[picapp align=”none” wrap=”false” link=”term=serena+williams+wimbledon&iid=9254727″ src=”http://view3.picapp.com/pictures.photo/image/9254727/tennis-wimbledon/tennis-wimbledon.jpg?size=500&imageId=9254727″ width=”500″ height=”760″ /]

Serena (1) vs. Kvitova:  For the second straight day, a volatile Czech shotmaker takes aim at the top seed and defending champion.  Crushing Kvitova during the first week of the Australian Open, Serena rarely struggles against lefties.  At the US Open last year, she emphatically defused Hungarian southpaw Melina Czink in the second round.  Unless Kvitova connects consistently on sweeping wide serves into the ad court, there’s little that she can do to prevent the top seed from seizing immediate control of the rallies.  Meanwhile, Serena’s own serve has reached record-breaking heights here for the second consecutive year, allowing her to be broken just twice in the tournament.  Can Kvitova match her hold for hold over the course of even one set?  She would have to deliver an even more resounding performance than during her dominant wins over Azarenka and Wozniacki, both of which featured bagels.  Not known for mental tenacity, the Czech should wilt beneath the pressure of Serena’s resounding serve, unless the top seed’s arm bandage portends something very serious indeed.  Asked whether she had a chance to record the upset of a lifetime, Kvitova bluntly said “No.”  That response should tell you all that you need to know about the second semifinal, which should be short and sweet for Serena.  Do keep an eye on that shoulder, though.

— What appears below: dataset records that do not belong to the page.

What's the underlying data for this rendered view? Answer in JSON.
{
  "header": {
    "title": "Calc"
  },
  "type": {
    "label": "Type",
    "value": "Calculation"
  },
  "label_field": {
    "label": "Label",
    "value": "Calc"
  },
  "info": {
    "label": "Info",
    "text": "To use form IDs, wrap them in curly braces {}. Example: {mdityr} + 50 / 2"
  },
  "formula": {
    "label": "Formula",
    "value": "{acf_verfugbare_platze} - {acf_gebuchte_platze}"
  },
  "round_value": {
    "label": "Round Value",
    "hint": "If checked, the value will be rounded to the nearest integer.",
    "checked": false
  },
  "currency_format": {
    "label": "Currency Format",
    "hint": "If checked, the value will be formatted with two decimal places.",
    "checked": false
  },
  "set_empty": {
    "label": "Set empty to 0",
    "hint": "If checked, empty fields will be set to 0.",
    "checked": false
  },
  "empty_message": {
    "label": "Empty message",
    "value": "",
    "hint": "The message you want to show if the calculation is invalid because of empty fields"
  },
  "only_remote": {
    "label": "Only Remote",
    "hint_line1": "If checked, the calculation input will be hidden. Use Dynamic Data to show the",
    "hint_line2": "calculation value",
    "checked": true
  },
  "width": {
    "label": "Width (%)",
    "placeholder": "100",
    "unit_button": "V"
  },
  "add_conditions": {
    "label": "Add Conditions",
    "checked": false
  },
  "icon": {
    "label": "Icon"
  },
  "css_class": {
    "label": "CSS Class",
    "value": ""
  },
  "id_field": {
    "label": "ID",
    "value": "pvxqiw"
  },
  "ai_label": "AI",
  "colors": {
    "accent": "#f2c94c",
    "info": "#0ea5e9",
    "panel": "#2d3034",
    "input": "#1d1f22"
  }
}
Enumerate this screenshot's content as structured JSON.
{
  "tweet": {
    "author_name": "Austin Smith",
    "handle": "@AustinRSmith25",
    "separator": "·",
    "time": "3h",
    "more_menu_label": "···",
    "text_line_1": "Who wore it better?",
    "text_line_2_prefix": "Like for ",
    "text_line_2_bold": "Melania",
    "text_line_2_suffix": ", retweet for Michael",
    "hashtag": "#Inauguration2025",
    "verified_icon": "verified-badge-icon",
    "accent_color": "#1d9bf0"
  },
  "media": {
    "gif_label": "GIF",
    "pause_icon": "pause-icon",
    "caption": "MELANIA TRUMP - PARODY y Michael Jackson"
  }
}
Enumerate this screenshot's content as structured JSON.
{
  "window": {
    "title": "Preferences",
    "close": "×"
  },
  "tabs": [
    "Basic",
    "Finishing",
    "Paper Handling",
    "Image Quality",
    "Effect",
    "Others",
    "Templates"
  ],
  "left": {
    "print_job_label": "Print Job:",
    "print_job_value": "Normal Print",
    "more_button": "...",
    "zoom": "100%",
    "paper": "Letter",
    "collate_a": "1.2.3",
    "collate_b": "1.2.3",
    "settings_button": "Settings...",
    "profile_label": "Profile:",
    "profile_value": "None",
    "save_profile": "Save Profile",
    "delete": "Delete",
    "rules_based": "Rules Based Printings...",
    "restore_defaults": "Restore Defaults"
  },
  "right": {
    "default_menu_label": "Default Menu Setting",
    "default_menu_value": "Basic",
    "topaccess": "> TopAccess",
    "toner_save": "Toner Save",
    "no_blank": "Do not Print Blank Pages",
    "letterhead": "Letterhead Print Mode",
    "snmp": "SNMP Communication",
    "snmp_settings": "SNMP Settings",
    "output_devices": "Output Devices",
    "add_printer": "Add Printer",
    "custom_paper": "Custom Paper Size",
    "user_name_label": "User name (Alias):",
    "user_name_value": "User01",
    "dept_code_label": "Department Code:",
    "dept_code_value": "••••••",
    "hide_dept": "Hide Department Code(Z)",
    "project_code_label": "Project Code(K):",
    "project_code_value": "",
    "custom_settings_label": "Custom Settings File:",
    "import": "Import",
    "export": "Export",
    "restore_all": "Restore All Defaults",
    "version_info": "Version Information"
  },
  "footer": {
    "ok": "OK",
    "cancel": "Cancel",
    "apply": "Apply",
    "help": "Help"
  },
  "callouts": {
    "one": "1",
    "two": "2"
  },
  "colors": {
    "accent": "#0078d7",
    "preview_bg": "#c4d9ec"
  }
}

[picapp align=”none” wrap=”false” link=”term=federer+wimbledon&iid=9262567″ src=”http://view.picapp.com/pictures.photo/image/9262567/roger-federer-sui-his/roger-federer-sui-his.jpg?size=500&imageId=9262567″ width=”500″ height=”750″ /]

Far from the most shocking upset of the fortnight, Federer’s loss to Berdych registered only mild surprise around here, certainly less than the demises of Venus and Roddick.  Rarely in vintage form throughout his favorite tournament, the defending champion sounded uncharacteristically graceless and grumpy during his press conference, unwilling to grant Berdych more than a few scraps of credit for the victory.  Perhaps his most concerning statement, however, was the defensive assertion that consecutive quarterfinals at Roland Garros and Wimbledon constituted quite a decent performance.  Federer’s fans should hope that he doesn’t internalize those rationalizing sentiments, for such complacency would severely hamper him against a host of hungrier opponents.  As was the case after the epic Wimbledon loss to Nadal in 2008, the new world #3 will be one of the most intriguing storylines at the US Open, which will indicate where (if anywhere) his career goes from here.  Can Federer reinvigorate himself again as he did two years ago?  Or has the evolution of tennis into an ever more physical, baseline-rooted sport left his elegant, all-court game behind?  There will be no answers until September, which permits us plenty of time to ponder.